Everyday Journal

Last summer while housebound after ankle surgery, I started journaling each morning. At first they were rambling entries until I focused on intention, priories and gratitude.

Intention was my word of the year in 2019. Each morning I choose an intention for the day: rest, lead by example, set the pace, etc. Even if I don’t use the intention as a mantra throughout the day, it does inform my actions.

Priorities. I write three priorities each morning. Most days my priorities are an extension of my intention (that rhymes) and also encompass my to-do list. A priority might be to tidy up and the to-do list will include cleaning tasks. No more than three priorities otherwise your risk diluting your intention.

Gratitude. I won’t spend a whole lot of time selling you on implementing a gratitude practice. Each morning I write five to ten things I’m grateful for. These are often memories from the day before and have been fun to look back on. Again this helps me focus my day to acknowledge small moments of joy.

Atomic Habits

I read a lot of fiction as every fiction writer should. But I make time for selected nonfiction. I’m currently reading Atomic Habits by James Clear. Books and podcasts like this help me focus on my goals.

There’s nothing earth shattering in the book, except concision. Clear takes the theories and methods of others and makes them concise with actionable steps. I highly recommend the book for anyone trying to make small changes.

“You do not rise to the level of your goals. You fall to the level of your systems.” James Clear.

Rather setting a goal, you are encouraged to create specific systems to reach the goal. If your goal is to write a book, you must create specific, actionable daily habits. For example, everyday I will wake up at 5 am and write five pages at my office computer.

In all practicality, I struggle to take my medicine each day and brush my teeth before bed. Using the methods at the beginning of the book, so far I’ve taken all my pills and brushed my teeth multiple days in a row. What else could I accomplish this way?

Old School

I’ve been struggling to find a groove with my current writing project. I take lots of notes on my phone, in my work notebook and in my personal bullet journal. Then I try to translate it all into a Google document. This process isn’t going well.

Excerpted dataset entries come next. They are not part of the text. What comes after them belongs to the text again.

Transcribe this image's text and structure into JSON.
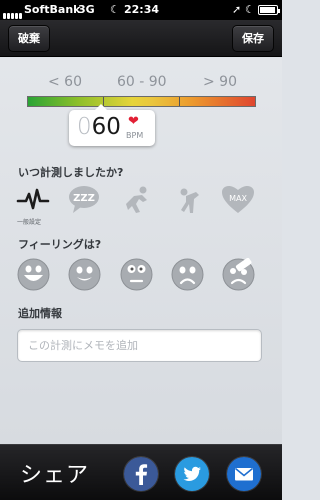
{
  "status_bar": {
    "carrier": "SoftBank",
    "network": "3G",
    "time": "22:34",
    "icons": [
      "signal-icon",
      "moon-icon",
      "location-arrow-icon",
      "battery-icon"
    ]
  },
  "nav": {
    "left_button": "破棄",
    "right_button": "保存"
  },
  "heart_rate": {
    "ranges": [
      "< 60",
      "60 - 90",
      "> 90"
    ],
    "value_dim": "0",
    "value": "60",
    "unit": "BPM",
    "heart_icon": "heart-icon",
    "gauge_colors": [
      "#2aa435",
      "#e6d43a",
      "#e0462f"
    ]
  },
  "activity": {
    "title": "いつ計測しましたか?",
    "selected_label": "一般設定",
    "options": [
      {
        "icon": "heartbeat-icon",
        "selected": true
      },
      {
        "icon": "sleep-zzz-icon",
        "selected": false
      },
      {
        "icon": "runner-start-icon",
        "selected": false
      },
      {
        "icon": "exhausted-person-icon",
        "selected": false
      },
      {
        "icon": "max-heart-icon",
        "text": "MAX",
        "selected": false
      }
    ]
  },
  "feeling": {
    "title": "フィーリングは?",
    "options": [
      {
        "icon": "grin-face-icon"
      },
      {
        "icon": "smile-face-icon"
      },
      {
        "icon": "neutral-face-icon"
      },
      {
        "icon": "sad-face-icon"
      },
      {
        "icon": "injured-face-icon"
      }
    ]
  },
  "memo": {
    "title": "追加情報",
    "placeholder": "この計測にメモを追加"
  },
  "share": {
    "label": "シェア",
    "buttons": [
      {
        "icon": "facebook-icon",
        "color": "#3b5998"
      },
      {
        "icon": "twitter-icon",
        "color": "#2a9be0"
      },
      {
        "icon": "mail-icon",
        "color": "#1f6fd0"
      }
    ]
  }
}
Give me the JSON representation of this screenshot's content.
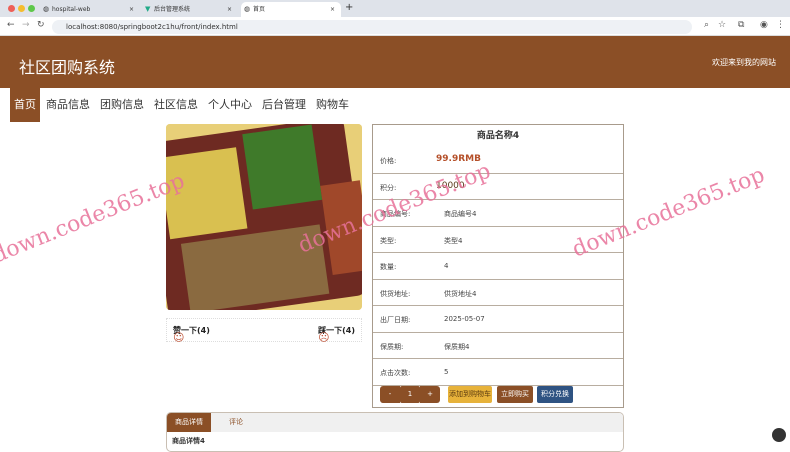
{
  "browser": {
    "tabs": [
      {
        "label": "hospital-web"
      },
      {
        "label": "后台管理系统"
      },
      {
        "label": "首页"
      }
    ],
    "url": "localhost:8080/springboot2c1hu/front/index.html"
  },
  "header": {
    "title": "社区团购系统",
    "welcome": "欢迎来到我的网站"
  },
  "nav": [
    "首页",
    "商品信息",
    "团购信息",
    "社区信息",
    "个人中心",
    "后台管理",
    "购物车"
  ],
  "product": {
    "name": "商品名称4",
    "rows": [
      {
        "k": "价格:",
        "v": "99.9RMB"
      },
      {
        "k": "积分:",
        "v": "10000"
      },
      {
        "k": "商品编号:",
        "v": "商品编号4"
      },
      {
        "k": "类型:",
        "v": "类型4"
      },
      {
        "k": "数量:",
        "v": "4"
      },
      {
        "k": "供货地址:",
        "v": "供货地址4"
      },
      {
        "k": "出厂日期:",
        "v": "2025-05-07"
      },
      {
        "k": "保质期:",
        "v": "保质期4"
      },
      {
        "k": "点击次数:",
        "v": "5"
      }
    ],
    "qty": {
      "minus": "-",
      "value": "1",
      "plus": "+"
    },
    "buttons": {
      "cart": "添加到购物车",
      "buy": "立即购买",
      "exchange": "积分兑换"
    },
    "like": "赞一下(4)",
    "dislike": "踩一下(4)"
  },
  "tabs": {
    "detail": "商品详情",
    "comment": "评论",
    "content": "商品详情4"
  },
  "watermark": "down.code365.top",
  "colors": {
    "brand": "#8b4f26",
    "cart": "#e7b23a",
    "buy": "#8b4f26",
    "exchange": "#2f5382"
  }
}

I picked up an older journal where I’d attempted Morning Pages and magic happened. I write a header at the top of the page as to what chapter I’m writing. I scribble about 3-10 pages each day. Some times it is just broad strokes of actions or character descriptions. Other times I write detailed chapters.

I’m not scared of the word processor. This is my process for this novel.

When I’ve completed a beginning, middle and end, I’ll start the process of transcription. This will complete my second draft. I’ll flesh out those broad strokes, correct inconsistencies and maybe strengthen theme.

I used to question my process until it started working for me.

Spike Lee’s first drafts are written entirely on 5 by 7 index cards. Each note card contained snippets of the whole: thoughts on theme, dialogue, setting, character descriptions, etc. Then he sorts them into order and begins writing a longhand screenplay. It works for him and he’s one of my favorite filmmakers.

What’s your process?